→ DESCRIPTION OF THE TASK
Write every record out again exactly as shown below.

→ ENTRIES PROVIDED
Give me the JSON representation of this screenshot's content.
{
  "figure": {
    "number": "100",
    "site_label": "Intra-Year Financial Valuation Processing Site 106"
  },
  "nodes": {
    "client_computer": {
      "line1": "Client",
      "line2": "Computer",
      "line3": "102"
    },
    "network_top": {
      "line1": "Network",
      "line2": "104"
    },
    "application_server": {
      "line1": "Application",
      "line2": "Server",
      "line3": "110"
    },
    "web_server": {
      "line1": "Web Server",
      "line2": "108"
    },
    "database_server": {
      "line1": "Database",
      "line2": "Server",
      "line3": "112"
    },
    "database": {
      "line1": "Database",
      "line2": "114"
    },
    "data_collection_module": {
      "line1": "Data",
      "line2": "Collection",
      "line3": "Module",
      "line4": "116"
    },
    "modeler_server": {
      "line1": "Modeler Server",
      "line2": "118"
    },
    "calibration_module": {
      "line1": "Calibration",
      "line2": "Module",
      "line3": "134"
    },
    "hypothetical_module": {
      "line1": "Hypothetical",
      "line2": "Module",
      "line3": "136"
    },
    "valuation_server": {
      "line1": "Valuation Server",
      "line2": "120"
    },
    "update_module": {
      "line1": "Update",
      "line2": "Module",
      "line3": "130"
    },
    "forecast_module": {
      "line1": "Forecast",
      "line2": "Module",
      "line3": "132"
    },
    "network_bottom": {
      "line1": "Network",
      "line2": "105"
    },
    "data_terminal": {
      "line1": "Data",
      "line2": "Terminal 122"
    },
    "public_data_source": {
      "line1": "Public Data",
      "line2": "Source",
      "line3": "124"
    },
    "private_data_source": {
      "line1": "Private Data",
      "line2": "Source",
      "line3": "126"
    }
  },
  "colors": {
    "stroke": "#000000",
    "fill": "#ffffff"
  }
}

→ FINISHED TASK
Give me the JSON representation of this screenshot's content.
{
  "figure": {
    "number": "100",
    "site_label": "Intra-Year Financial Valuation Processing Site 106"
  },
  "nodes": {
    "client_computer": {
      "line1": "Client",
      "line2": "Computer",
      "line3": "102"
    },
    "network_top": {
      "line1": "Network",
      "line2": "104"
    },
    "application_server": {
      "line1": "Application",
      "line2": "Server",
      "line3": "110"
    },
    "web_server": {
      "line1": "Web Server",
      "line2": "108"
    },
    "database_server": {
      "line1": "Database",
      "line2": "Server",
      "line3": "112"
    },
    "database": {
      "line1": "Database",
      "line2": "114"
    },
    "data_collection_module": {
      "line1": "Data",
      "line2": "Collection",
      "line3": "Module",
      "line4": "116"
    },
    "modeler_server": {
      "line1": "Modeler Server",
      "line2": "118"
    },
    "calibration_module": {
      "line1": "Calibration",
      "line2": "Module",
      "line3": "134"
    },
    "hypothetical_module": {
      "line1": "Hypothetical",
      "line2": "Module",
      "line3": "136"
    },
    "valuation_server": {
      "line1": "Valuation Server",
      "line2": "120"
    },
    "update_module": {
      "line1": "Update",
      "line2": "Module",
      "line3": "130"
    },
    "forecast_module": {
      "line1": "Forecast",
      "line2": "Module",
      "line3": "132"
    },
    "network_bottom": {
      "line1": "Network",
      "line2": "105"
    },
    "data_terminal": {
      "line1": "Data",
      "line2": "Terminal 122"
    },
    "public_data_source": {
      "line1": "Public Data",
      "line2": "Source",
      "line3": "124"
    },
    "private_data_source": {
      "line1": "Private Data",
      "line2": "Source",
      "line3": "126"
    }
  },
  "colors": {
    "stroke": "#000000",
    "fill": "#ffffff"
  }
}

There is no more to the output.